■ Task details ■
In the data, extract each line that holds the string "text".

Page and application data records:

Start of Block

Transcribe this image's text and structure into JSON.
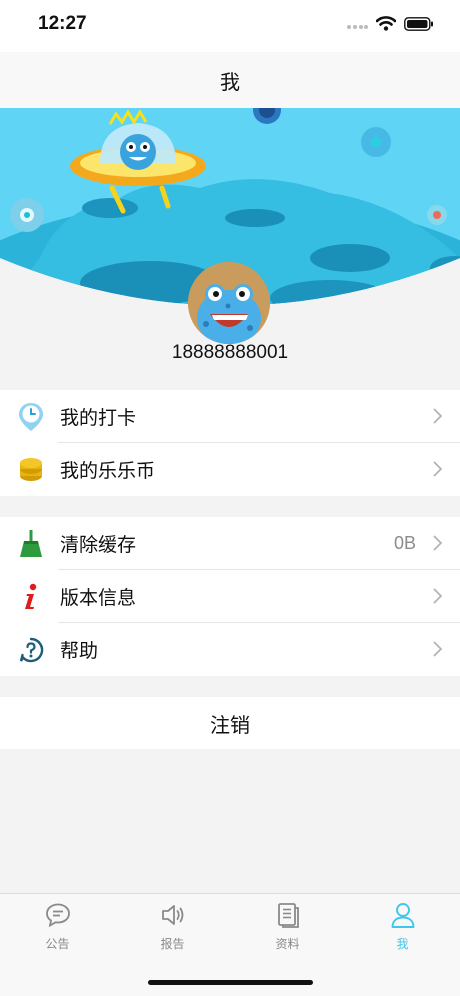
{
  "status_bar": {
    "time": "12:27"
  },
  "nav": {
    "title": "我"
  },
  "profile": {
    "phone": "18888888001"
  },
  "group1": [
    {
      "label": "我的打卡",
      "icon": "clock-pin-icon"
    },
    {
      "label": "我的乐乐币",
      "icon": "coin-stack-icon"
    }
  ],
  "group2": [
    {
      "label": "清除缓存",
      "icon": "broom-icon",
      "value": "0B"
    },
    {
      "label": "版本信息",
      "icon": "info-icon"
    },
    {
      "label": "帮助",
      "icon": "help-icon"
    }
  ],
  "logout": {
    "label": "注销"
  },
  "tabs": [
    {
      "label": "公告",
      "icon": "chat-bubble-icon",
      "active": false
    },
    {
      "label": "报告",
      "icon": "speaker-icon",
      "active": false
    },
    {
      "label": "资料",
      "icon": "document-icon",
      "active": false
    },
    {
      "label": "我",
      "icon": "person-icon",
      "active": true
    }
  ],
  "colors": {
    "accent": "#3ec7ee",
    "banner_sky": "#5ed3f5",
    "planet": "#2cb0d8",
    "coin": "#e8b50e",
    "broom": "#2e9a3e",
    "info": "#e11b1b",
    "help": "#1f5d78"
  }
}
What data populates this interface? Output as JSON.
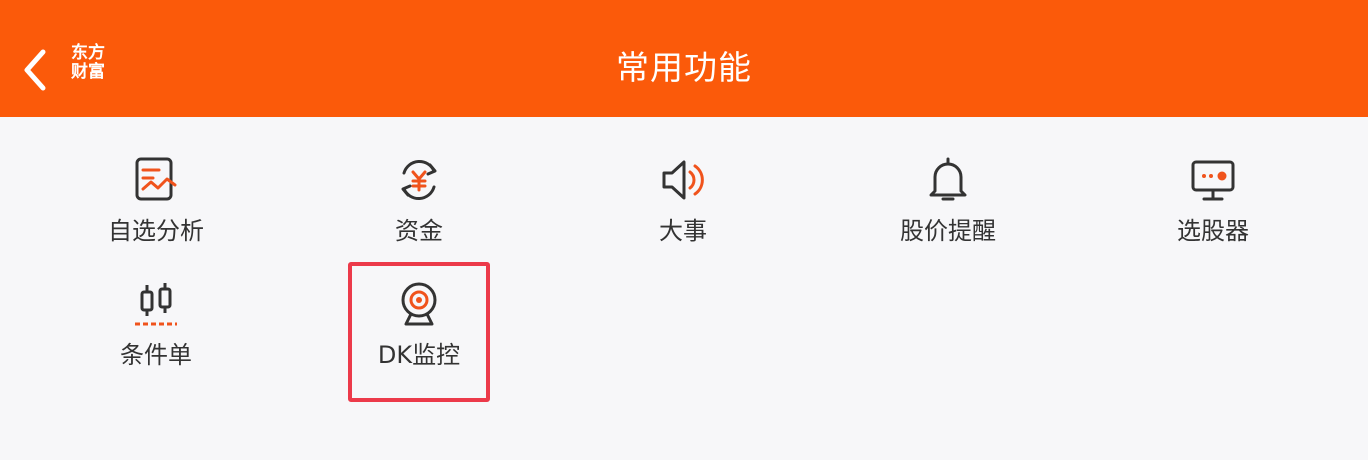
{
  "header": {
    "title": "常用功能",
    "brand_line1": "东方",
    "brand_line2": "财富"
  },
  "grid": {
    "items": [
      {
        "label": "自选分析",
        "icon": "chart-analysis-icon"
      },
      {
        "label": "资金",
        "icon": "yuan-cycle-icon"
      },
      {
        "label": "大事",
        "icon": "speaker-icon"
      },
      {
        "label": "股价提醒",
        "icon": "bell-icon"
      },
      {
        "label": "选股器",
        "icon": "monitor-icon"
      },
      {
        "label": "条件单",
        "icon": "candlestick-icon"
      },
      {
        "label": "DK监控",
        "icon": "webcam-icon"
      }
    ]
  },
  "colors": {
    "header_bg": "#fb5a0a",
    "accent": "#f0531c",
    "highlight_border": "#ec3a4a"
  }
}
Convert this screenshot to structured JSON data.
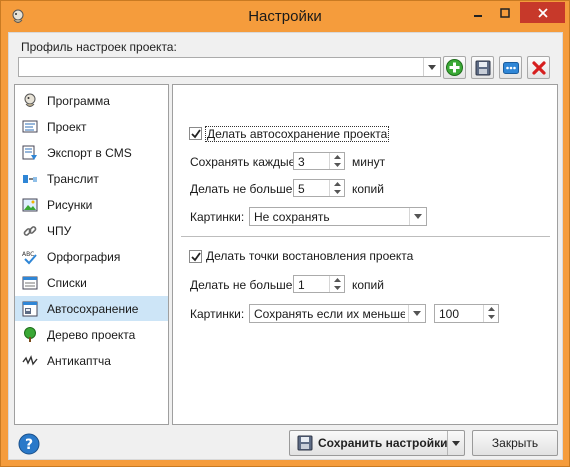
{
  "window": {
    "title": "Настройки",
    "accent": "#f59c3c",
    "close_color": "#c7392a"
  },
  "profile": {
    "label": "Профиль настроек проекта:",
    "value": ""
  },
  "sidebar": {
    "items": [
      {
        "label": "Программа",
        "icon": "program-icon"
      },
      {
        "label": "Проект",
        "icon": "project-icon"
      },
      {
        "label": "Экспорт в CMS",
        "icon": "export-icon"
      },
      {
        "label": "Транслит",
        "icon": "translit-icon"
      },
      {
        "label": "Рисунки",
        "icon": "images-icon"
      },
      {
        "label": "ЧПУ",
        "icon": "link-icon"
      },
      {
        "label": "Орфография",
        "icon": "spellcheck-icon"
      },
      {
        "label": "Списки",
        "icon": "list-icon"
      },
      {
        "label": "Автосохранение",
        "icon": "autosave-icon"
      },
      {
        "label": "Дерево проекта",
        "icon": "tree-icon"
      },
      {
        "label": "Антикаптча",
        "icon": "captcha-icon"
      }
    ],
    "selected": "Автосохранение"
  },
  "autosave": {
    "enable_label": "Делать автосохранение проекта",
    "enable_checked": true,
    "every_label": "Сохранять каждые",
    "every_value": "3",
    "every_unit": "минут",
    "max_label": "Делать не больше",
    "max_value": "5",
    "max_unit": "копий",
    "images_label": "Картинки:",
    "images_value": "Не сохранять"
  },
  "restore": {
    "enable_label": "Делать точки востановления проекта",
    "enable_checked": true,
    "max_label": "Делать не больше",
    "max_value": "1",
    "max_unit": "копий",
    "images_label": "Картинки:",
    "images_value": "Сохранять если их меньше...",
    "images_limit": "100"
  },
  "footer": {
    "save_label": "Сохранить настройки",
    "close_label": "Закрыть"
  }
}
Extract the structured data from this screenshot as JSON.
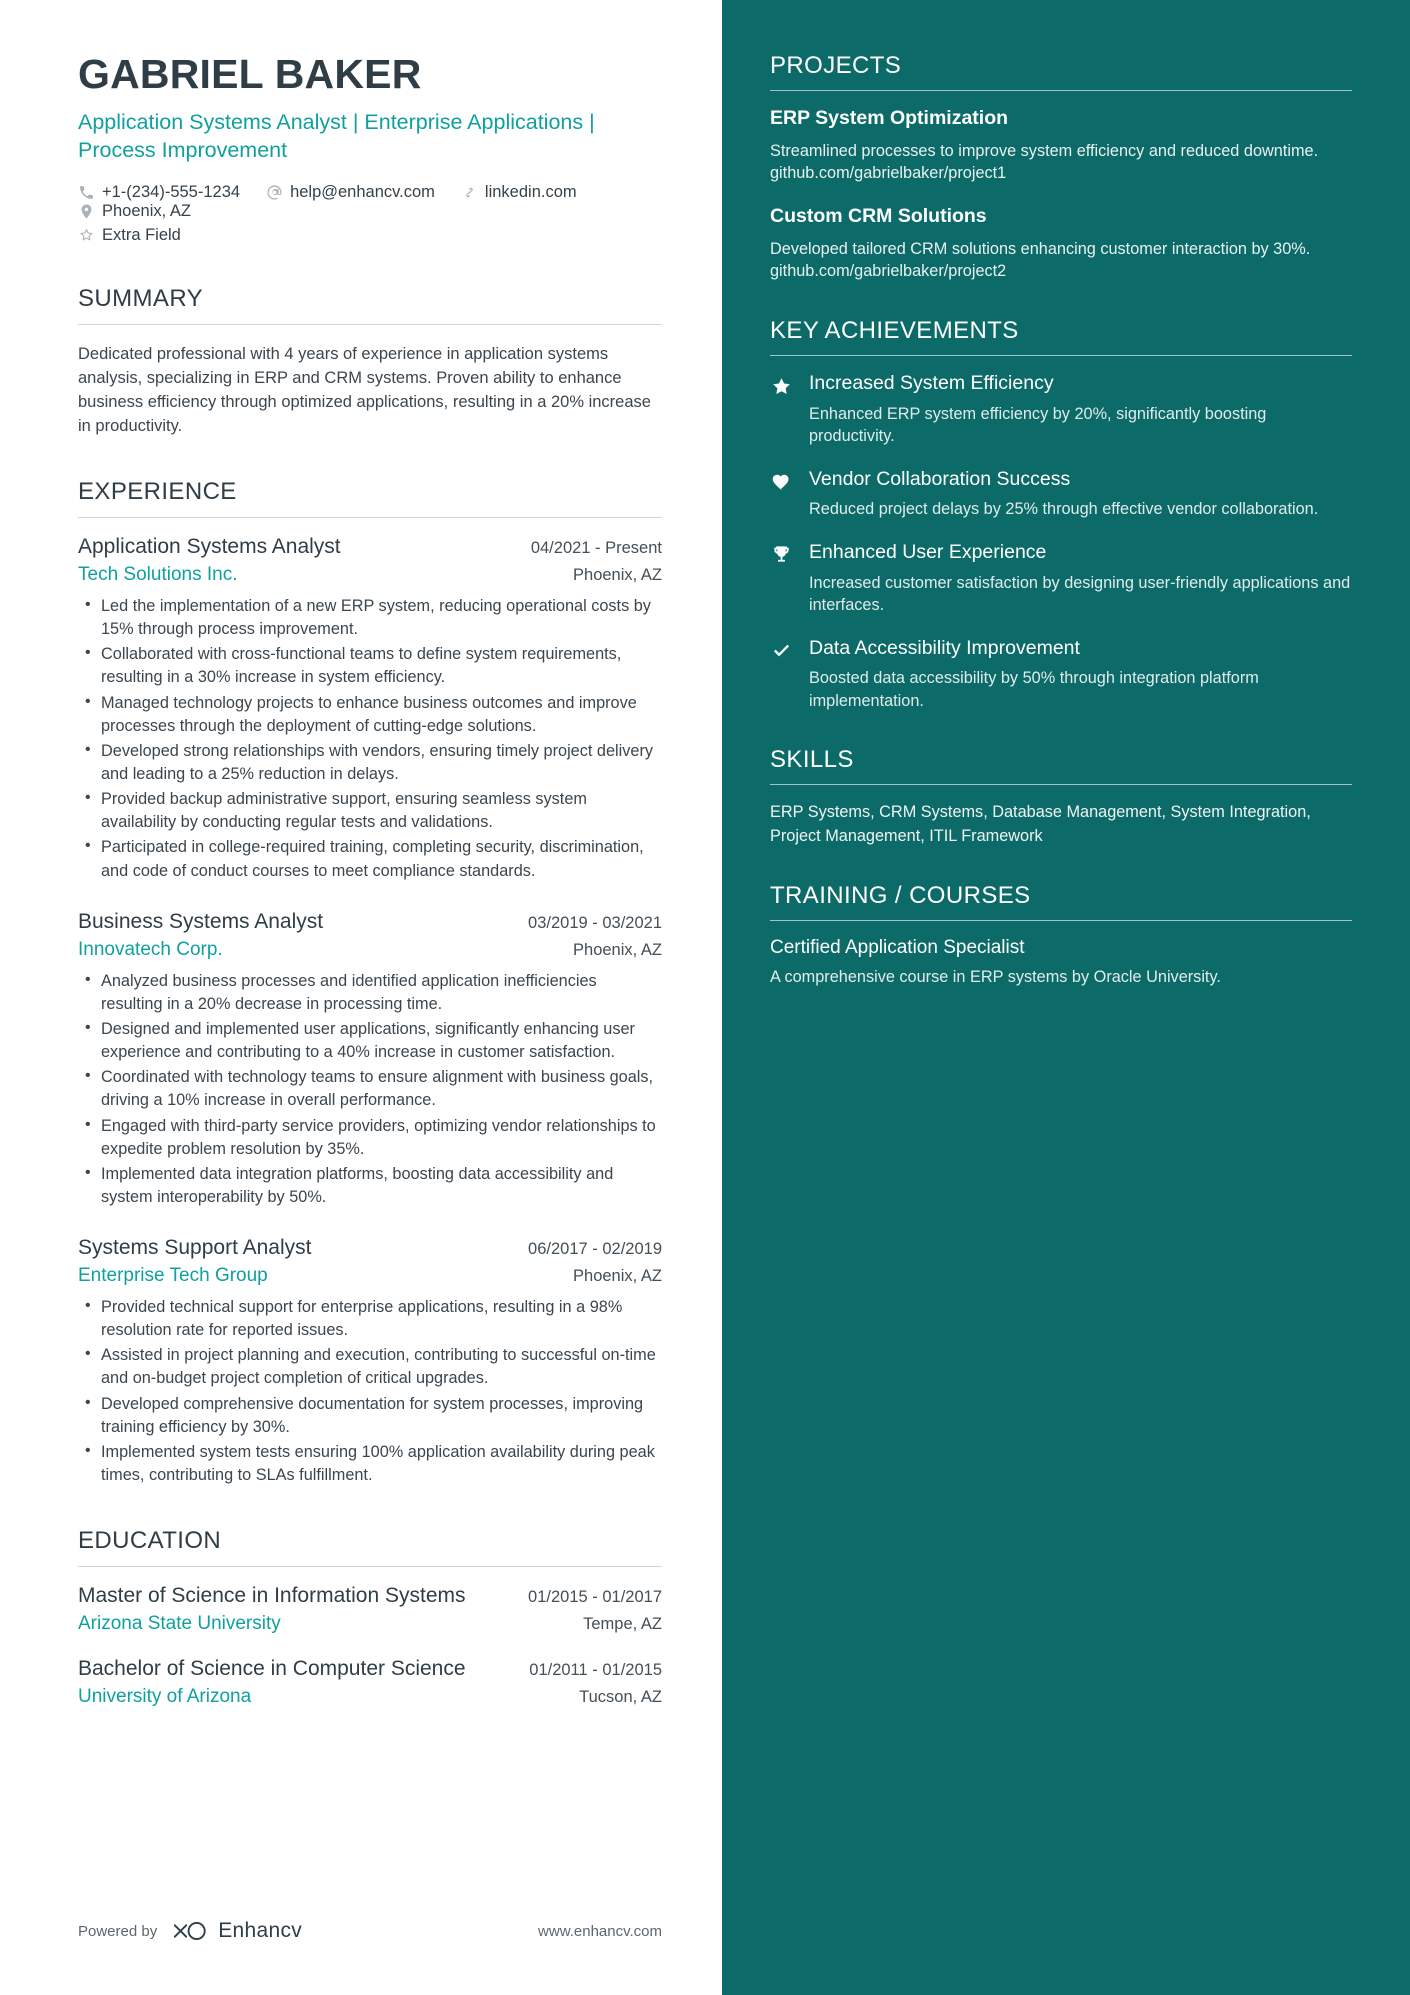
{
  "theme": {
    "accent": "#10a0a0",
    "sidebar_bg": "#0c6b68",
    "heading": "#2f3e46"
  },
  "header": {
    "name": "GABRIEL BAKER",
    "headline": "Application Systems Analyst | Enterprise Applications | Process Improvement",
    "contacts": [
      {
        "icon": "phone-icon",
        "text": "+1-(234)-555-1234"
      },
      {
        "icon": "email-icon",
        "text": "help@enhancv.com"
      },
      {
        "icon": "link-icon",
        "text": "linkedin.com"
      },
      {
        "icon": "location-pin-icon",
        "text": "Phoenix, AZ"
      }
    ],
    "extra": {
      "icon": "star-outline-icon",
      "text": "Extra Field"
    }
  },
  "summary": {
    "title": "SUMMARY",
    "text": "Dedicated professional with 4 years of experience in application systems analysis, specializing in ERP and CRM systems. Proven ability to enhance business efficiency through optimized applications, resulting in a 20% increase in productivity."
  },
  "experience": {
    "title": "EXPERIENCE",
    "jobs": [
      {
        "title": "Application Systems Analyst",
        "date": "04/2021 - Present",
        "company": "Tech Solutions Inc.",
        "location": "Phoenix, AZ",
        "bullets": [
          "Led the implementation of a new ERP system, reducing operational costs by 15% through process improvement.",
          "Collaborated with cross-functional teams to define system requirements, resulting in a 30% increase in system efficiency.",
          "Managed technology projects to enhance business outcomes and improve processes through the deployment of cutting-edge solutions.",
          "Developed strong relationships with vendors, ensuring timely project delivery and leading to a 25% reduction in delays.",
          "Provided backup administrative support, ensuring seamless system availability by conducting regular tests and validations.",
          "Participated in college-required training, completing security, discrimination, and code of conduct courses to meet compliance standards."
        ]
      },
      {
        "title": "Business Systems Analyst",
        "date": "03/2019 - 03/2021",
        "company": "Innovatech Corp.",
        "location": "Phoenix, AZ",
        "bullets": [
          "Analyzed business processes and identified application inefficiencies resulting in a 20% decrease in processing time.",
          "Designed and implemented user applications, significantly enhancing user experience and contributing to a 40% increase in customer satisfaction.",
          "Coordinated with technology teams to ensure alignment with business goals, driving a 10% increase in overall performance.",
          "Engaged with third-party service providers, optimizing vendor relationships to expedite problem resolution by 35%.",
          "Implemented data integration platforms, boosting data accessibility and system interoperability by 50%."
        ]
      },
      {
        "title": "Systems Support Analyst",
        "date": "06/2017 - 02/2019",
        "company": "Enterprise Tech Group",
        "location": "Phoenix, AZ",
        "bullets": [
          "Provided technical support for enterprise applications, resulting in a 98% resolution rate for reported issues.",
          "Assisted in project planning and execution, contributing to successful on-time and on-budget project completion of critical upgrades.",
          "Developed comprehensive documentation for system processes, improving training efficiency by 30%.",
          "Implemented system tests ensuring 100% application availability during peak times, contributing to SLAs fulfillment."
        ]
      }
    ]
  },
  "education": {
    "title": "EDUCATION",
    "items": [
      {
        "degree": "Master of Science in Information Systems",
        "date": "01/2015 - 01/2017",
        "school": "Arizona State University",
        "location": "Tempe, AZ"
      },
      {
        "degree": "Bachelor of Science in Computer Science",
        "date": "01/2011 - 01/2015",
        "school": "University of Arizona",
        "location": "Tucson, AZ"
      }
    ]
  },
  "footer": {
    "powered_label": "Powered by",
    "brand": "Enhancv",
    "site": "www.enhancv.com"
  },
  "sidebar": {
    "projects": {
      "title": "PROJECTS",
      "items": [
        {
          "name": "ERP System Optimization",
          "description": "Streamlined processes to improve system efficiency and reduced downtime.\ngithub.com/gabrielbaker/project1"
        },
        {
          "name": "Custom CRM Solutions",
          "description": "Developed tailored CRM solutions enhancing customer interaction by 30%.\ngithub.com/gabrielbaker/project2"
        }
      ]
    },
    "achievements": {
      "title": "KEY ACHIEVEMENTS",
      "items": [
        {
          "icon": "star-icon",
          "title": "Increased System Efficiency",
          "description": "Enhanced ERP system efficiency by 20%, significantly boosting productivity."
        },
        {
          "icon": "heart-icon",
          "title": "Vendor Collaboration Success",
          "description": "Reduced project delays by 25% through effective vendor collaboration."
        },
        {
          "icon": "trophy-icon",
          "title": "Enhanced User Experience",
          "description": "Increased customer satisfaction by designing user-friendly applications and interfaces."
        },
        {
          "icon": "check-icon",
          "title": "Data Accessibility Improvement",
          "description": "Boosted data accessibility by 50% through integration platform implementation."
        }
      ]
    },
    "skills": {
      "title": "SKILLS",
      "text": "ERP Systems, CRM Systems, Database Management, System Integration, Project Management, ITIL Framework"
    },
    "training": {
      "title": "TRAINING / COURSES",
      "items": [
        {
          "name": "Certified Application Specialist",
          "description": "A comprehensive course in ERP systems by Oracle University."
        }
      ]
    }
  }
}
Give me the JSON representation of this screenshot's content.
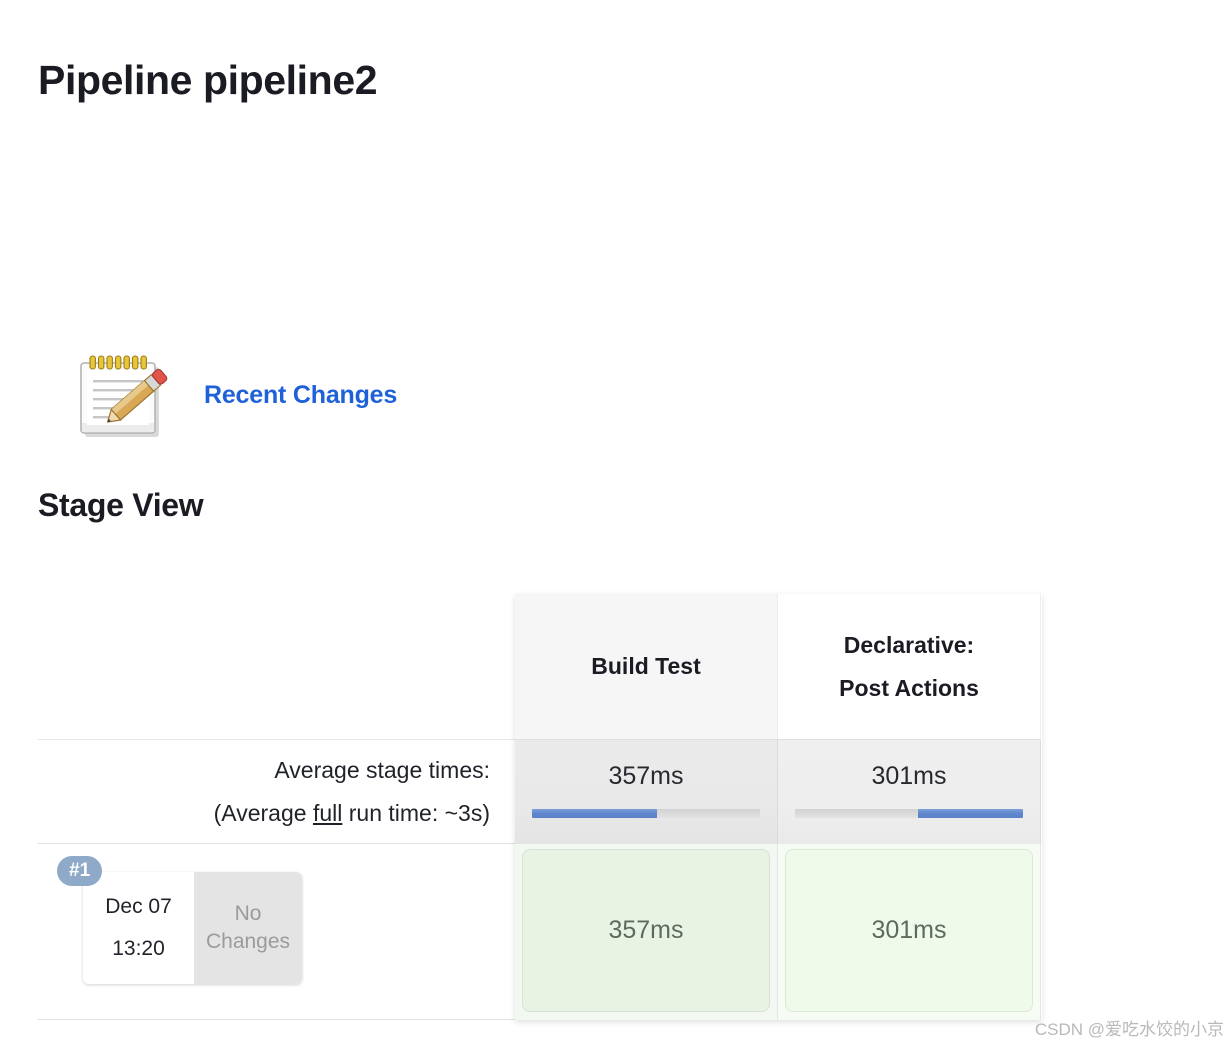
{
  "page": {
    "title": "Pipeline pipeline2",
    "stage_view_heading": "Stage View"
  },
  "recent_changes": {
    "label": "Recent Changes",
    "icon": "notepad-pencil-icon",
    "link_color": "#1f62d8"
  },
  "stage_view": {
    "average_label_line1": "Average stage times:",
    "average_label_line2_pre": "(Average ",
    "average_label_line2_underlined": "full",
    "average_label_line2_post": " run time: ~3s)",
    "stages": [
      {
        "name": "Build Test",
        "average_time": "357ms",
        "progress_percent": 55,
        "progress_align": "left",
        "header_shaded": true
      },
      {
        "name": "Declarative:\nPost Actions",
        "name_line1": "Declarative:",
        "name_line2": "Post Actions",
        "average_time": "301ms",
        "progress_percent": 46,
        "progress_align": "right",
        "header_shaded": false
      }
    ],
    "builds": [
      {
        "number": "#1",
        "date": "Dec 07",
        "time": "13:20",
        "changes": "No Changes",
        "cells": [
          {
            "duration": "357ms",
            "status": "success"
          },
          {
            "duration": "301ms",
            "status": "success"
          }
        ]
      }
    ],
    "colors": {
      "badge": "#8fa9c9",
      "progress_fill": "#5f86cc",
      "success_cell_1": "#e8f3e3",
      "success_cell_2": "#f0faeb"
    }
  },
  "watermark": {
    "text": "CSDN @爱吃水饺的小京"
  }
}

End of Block

■ Result of the task ■
Transcribe this image's text and structure into JSON.
        "text": "+1-(234)-555-1234"
        "text": "help@enhancv.com"
        "text": "linkedin.com"
        "text": "Phoenix, AZ"
      "text": "Extra Field"
    "text": "Dedicated professional with 4 years of experience in application systems analysis, specializing in ERP and CRM systems. Proven ability to enhance business efficiency through optimized applications, resulting in a 20% increase in productivity."
      "text": "ERP Systems, CRM Systems, Database Management, System Integration, Project Management, ITIL Framework"
    "text": "CSDN @爱吃水饺的小京"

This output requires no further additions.